- The NameNode is the bookkeeper of HDFS; it keeps track of how files are broken down into file blocks, which nodes store those blocks, and the overall health of the distributed filesystem
- Each slave machine in the cluster will host a DataNode daemon to perform the grunt work of the distributed filesystem
- It performs reading and writing HDFS blocks to actual files on the local filesystem
- A DataNode may communicate with other DataNodes to replicate its data blocks for redundancy
- DataNodes are constantly reporting to the NameNode
- Upon initialization, each of the DataNodes informs the NameNode of the blocks it’s currently storing
- Once the mapping is complete, the DataNodes continually poll the NameNode to provide information regarding local changes as well as receive instructions to create, move, or delete blocks from the local disk
- Secondary NameNode
- The Secondary NameNode (SNN) is an assistant daemon for monitoring the state of the cluster HDFS
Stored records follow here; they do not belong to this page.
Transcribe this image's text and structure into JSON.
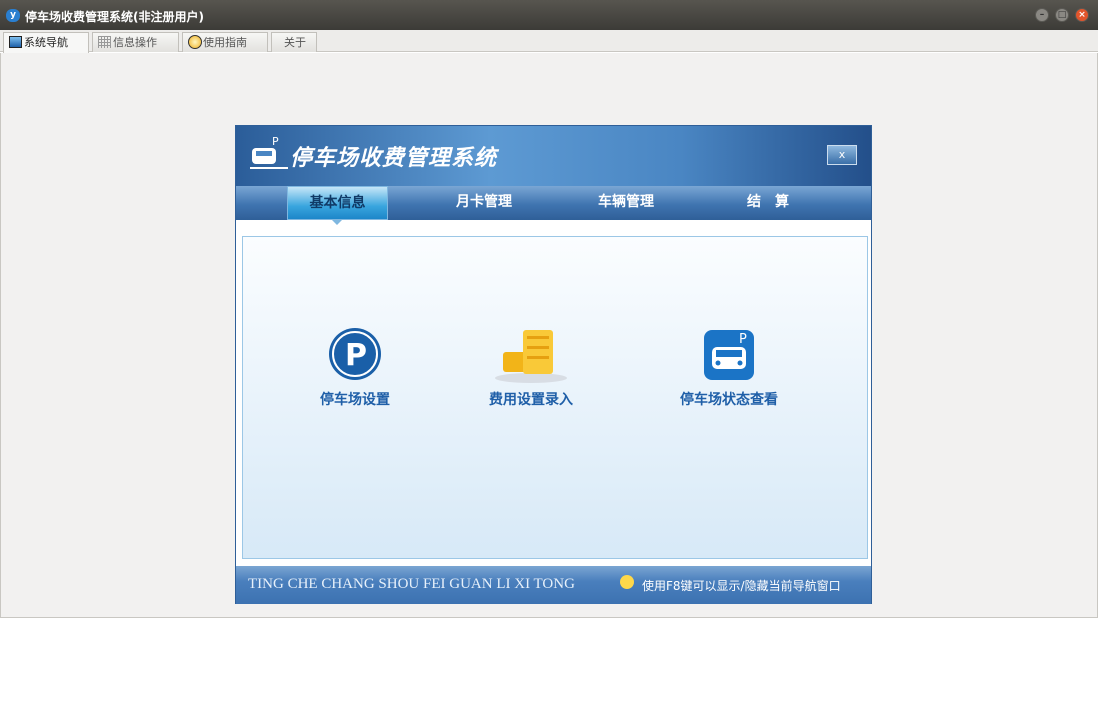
{
  "window": {
    "title": "停车场收费管理系统(非注册用户)"
  },
  "tabs": [
    {
      "label": "系统导航",
      "active": true
    },
    {
      "label": "信息操作"
    },
    {
      "label": "使用指南"
    },
    {
      "label": "关于"
    }
  ],
  "panel": {
    "title": "停车场收费管理系统",
    "close_label": "x",
    "nav": [
      {
        "label": "基本信息",
        "active": true
      },
      {
        "label": "月卡管理"
      },
      {
        "label": "车辆管理"
      },
      {
        "label": "结　算"
      }
    ],
    "functions": [
      {
        "label": "停车场设置",
        "icon": "parking-icon"
      },
      {
        "label": "费用设置录入",
        "icon": "coins-icon"
      },
      {
        "label": "停车场状态查看",
        "icon": "car-status-icon"
      }
    ],
    "footer": {
      "pinyin": "TING CHE CHANG SHOU FEI  GUAN LI XI TONG",
      "hint": "使用F8键可以显示/隐藏当前导航窗口"
    }
  },
  "colors": {
    "accent": "#1f5fa8",
    "header": "#4a86c3"
  }
}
- It communicates with the NameNode to take snapshots of the HDFS metadata at intervals defined by the cluster configuration
- As the NameNode is a single point of failure for a Hadoop cluster, and the SNN snapshots help minimize the downtime and loss of data
- Once the code is submitted to cluster, the JobTracker determines the execution plan by determining which files to process, assigns nodes to different tasks, and monitors all tasks as they’re running
- If a task fail, the JobTracker will automatically relaunch the task, possibly on a different node, up to a predefined limit of retries
- Each TaskTracker is responsible for executing the individual tasks that the JobTracker assigns
- Though there is a single TaskTracker per slave node, each TaskTracker can spawn multiple JVMs to handle many map or reduce tasks in parallel
- If the JobTracker fails to receive a heartbeat from a TaskTracker within a specified amount of time, it will assume the TaskTracker has crashed and will resubmit the corresponding tasks to other nodes in the cluster
- Hadoop avoids the costly transmission step when working with large data sets by using distributed storage and transferring code instead of data
- Hadoop using the MapReduce framework we don’t need to worry about partitioning the data, determining which nodes will perform which tasks, or handling communication between nodes